H. Close; Maj., William T. Cornish. This regiment, recruited under the call of July, 1864,
for 500,000 men, left Newark early in October of the same year, five companies leaving on
the 4th, and the others a few days later. Arriving at City Point, Va., it was temporarily
employed on the breastworks, moving thence to Poplar Grove Church, on the left of the
Weldon railroad a few miles south of Petersburg, where it was attached to the 1st brigade,
2nd division, 9th army corps. Its only real engagement was in the capture of Fort Mahone,
before Petersburg, April 2, 1865, where the loss of the regiment, to which belongs the
credit of capturing one of the most formidable Confederate works around Petersburg, was
very severe, amounting to some 10 killed and about 75 wounded, several officers being
included among the latter. After the Confederate surrender the regiment proceeded to
Alexandria, where it remained in camp until June, when it was ordered to Newark and
finally disbanded.

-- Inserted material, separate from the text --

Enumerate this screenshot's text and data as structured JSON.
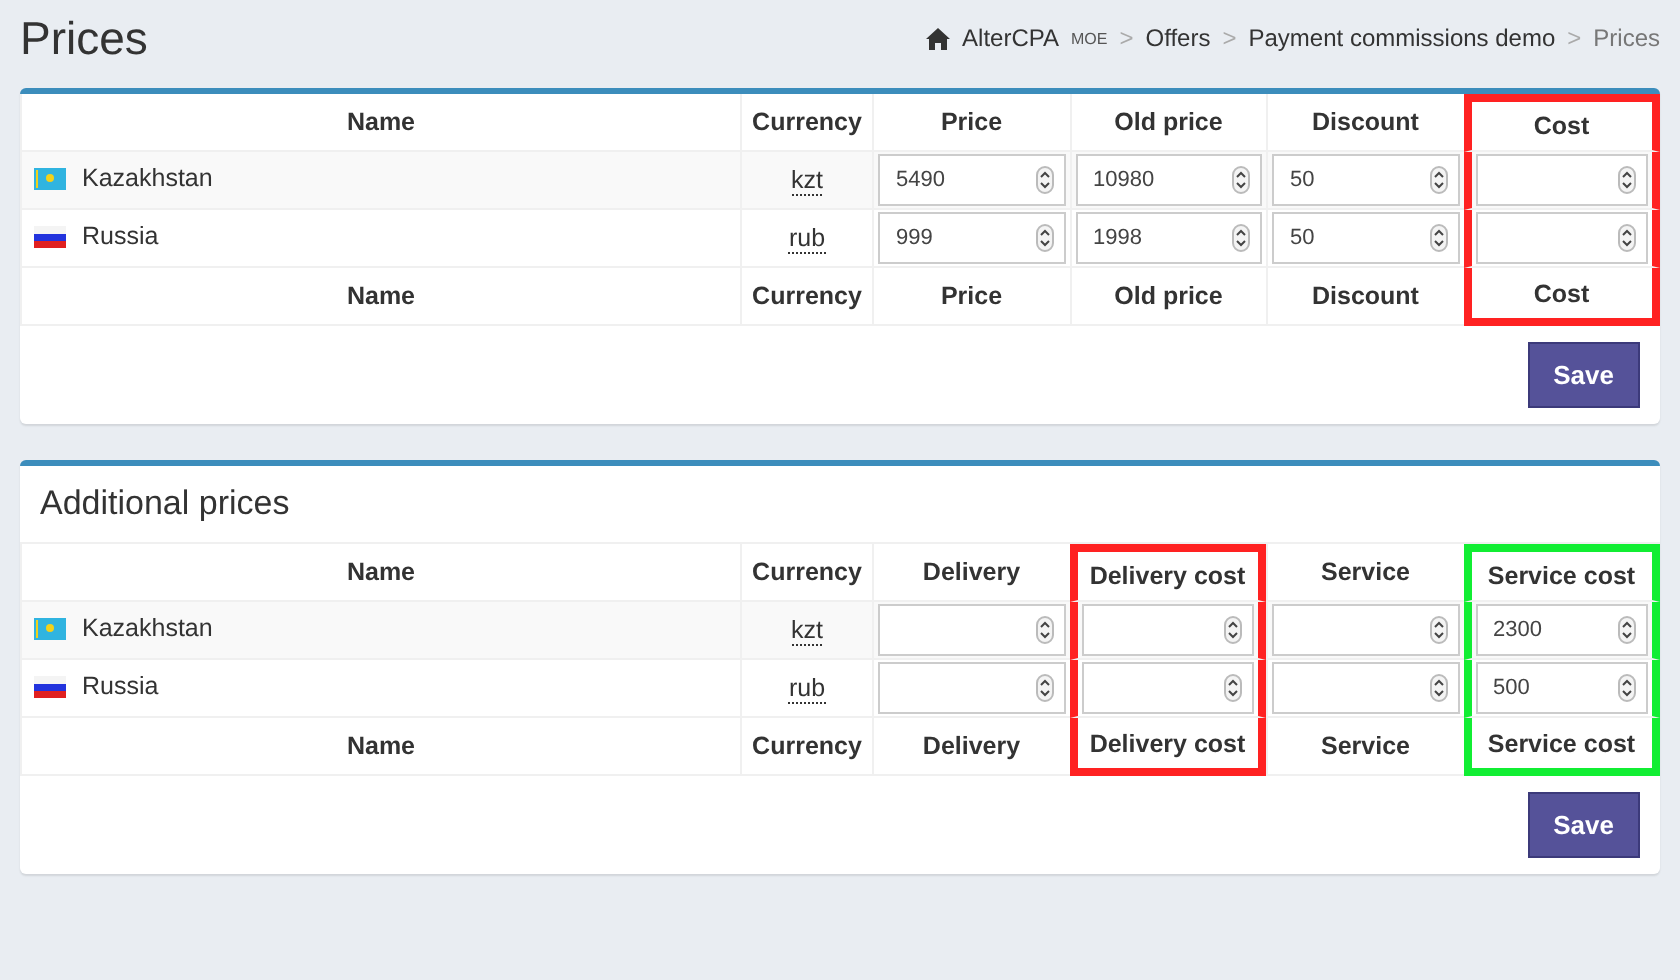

The total strength of the regiment was 1,124, and it lost during its
term of service by resignation 2, by discharge 11, by promotion 6, by transfer 92, by
death 39, by desertion 54, not accounted for 1, mustered out 819.
Regimental history taken from "The Union Army" by Federal Publishing
Company, 1908 - Volume 3